are so small as ebuipared with salarie
of other cAlfings, that it was impossi
ble to get competent teachers. fli
urged better school houses and inor<
competent teachers with larger sal
Gov. Blease said that he had called
upon the board of directors of thi
penitentiary to abollish that "tubercu
losis incubator,'' referring to the hos
iery mill, and that the directors claim
ed that they had no authority to shu
up the mill. He said he then called oi
the State 'board of health with th4
same result. Now he has called upoi
the State courts and if nothing is don(
there to relieve the situation, he state
he would act, even should it mean hi,
Again Defends Pardon Record.
The governor defended his pardor
record, charging that the newspaper.
-were not telling the public why anc
under what circumstances he extend
i ed executive clemency. He stated tha
many had received clemency becaus(
they were dying of tuberculosis, whicl
he claimed they contracted in thf
hosiery mill. As to the charge thai
he was selling pardons, he stated tha1
the records show that he had extend
ed clemency to prisoners of the poorei
classes, who had not been able tc
engage counsel and who had not beer
able to fight their cases through thE
various courts. Many of those par
doned, he said, were not able to buy
their railroad tickets to their homes.
He said that if he was selling pardons
no doubt he could have made big kill
ings for a pardon for W. T. Jones, the
wealthy Union county farmer, and"for
two or three other prominent and
Governor Blease said that it had
been charged that he is an advocate of
lynching. . He said that he is not, but
that he believes when a negro touches
the person of a whitewoman the soon
er the negro is swung to a liinb of a

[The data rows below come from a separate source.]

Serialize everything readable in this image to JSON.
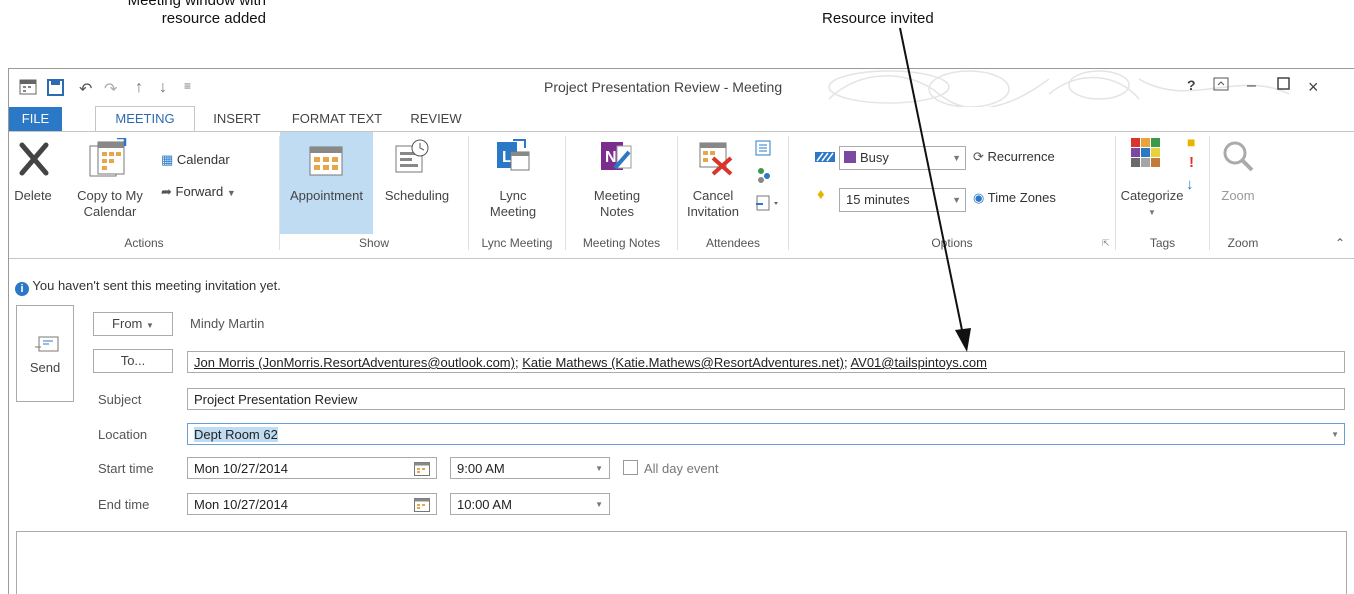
{
  "callouts": {
    "left_line1": "Meeting window with",
    "left_line2": "resource added",
    "right": "Resource invited"
  },
  "window": {
    "title": "Project Presentation Review - Meeting",
    "help": "?"
  },
  "tabs": [
    "FILE",
    "MEETING",
    "INSERT",
    "FORMAT TEXT",
    "REVIEW"
  ],
  "ribbon": {
    "actions": {
      "delete": "Delete",
      "copy1": "Copy to My",
      "copy2": "Calendar",
      "calendar": "Calendar",
      "forward": "Forward",
      "group": "Actions"
    },
    "show": {
      "appointment": "Appointment",
      "scheduling": "Scheduling",
      "group": "Show"
    },
    "lync": {
      "line1": "Lync",
      "line2": "Meeting",
      "group": "Lync Meeting"
    },
    "notes": {
      "line1": "Meeting",
      "line2": "Notes",
      "group": "Meeting Notes"
    },
    "attendees": {
      "line1": "Cancel",
      "line2": "Invitation",
      "group": "Attendees"
    },
    "options": {
      "show_as": "Busy",
      "reminder": "15 minutes",
      "recurrence": "Recurrence",
      "time_zones": "Time Zones",
      "group": "Options"
    },
    "tags": {
      "categorize": "Categorize",
      "group": "Tags"
    },
    "zoom": {
      "label": "Zoom",
      "group": "Zoom"
    }
  },
  "info_bar": "You haven't sent this meeting invitation yet.",
  "form": {
    "send": "Send",
    "from_btn": "From",
    "from_value": "Mindy Martin",
    "to_btn": "To...",
    "to_recipients": [
      "Jon Morris (JonMorris.ResortAdventures@outlook.com)",
      "Katie Mathews (Katie.Mathews@ResortAdventures.net)",
      "AV01@tailspintoys.com"
    ],
    "subject_label": "Subject",
    "subject_value": "Project Presentation Review",
    "location_label": "Location",
    "location_value": "Dept Room 62",
    "start_label": "Start time",
    "start_date": "Mon 10/27/2014",
    "start_time": "9:00 AM",
    "all_day": "All day event",
    "end_label": "End time",
    "end_date": "Mon 10/27/2014",
    "end_time": "10:00 AM"
  }
}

tree the better.
Refers to Abbeville Affair.
"I verily believe it was an act of
the Almighty," the speaker said, "that
I was in New York and that Sheriff
Lyon, of Abbeville county, was in Co
lumbia the other night, when a negro
brute insulted a lady at Abbeville
Governor Blease did not refer to
the Belton incident, except to say that
while speaking to a large gathering
of his home people in Newberry coun
ty recently he had called on them to
ascertain whether or not they believed
the published accounts of the inci
dent, and they declared that they did
Gov. Blease was certainly among
his friends today. They cheered him
as he alighted on the picnic grounds
and they cheered his every utterance.
Hi s gpeech was about the best he ever
made in Anderson county. Tonight he
is speaking at the Chiquola mills, at
Honea Path, and tomorrow morning
he will make a speech at Greenwood.
He will spend tonight with Joe Ash
ley, a son of Josh Ashley, and an
avowed candidate for sheriff of this
Senator Tillman and former Solici
tor Bcoggs, the other invited speakere
for the family reunion, were unable
to be present.
Greenwood Man Wins $275 Prize.
Greenwood, Aug. 26.-,Mr. J. H
Wertz, of Greenwood, has been noti
fled by the Southern Ruralist, an agri
cultural publication of Atlanta, Ga.
that he has won the first prize o:
$275 cash offered by that paper for the
largest list of subscribers sent in with
in a specified time. Mr. Wertz has
been working energetically on thi
matte-r for some time, and is, of course
delighted that he gets the substantial
When you feel that you
can hardly drag through
your daily work, and are
tired, discouraged and
miserable, take .Cardui,
the woman's tonic.
Cardui is prepared for
the purpose of helping
women to regain their
strength and health.
Not by doping with
strong drugs, but by the
gentle, tonic action, of
pure vegetable herbs.
The Woman's Tonic
Mrs. L N. Nicholson,
of Shook, Mo., writes:
"Before I began to take
Cardui, I was unable to
-do any work. I have
taken 5 bottles and have
linproved very much. I
can do the most of my
''I can't say too much
for Cardul, it 1ias done so
much for me."
Your druggist sells Car
dui. Get a bottle today.
-For sumer diarrhoea in children al
ways give Chamberlain's colic, cholers
Iand diarrhoea remedy and castor oil
and a speedy cure is certain. F~or salt
I IT WILL
Copyright 1909 by C.
And it will I
them, which y(
to do, but it wil
them that HI(
TION it is y
give them if yo
Capital Stock - -
I JAMES McINT9SII, President.
Fine Book an
Of all D
E. Zimmer=mn Co.-No. 39
lot only Please-.
)u ought to try
1 throw around
"H PRO TEC
our DUTY to
by starting an
RRY, S. C.
- - $50.000.00
J. E. NORWOOD, Cashier
I and News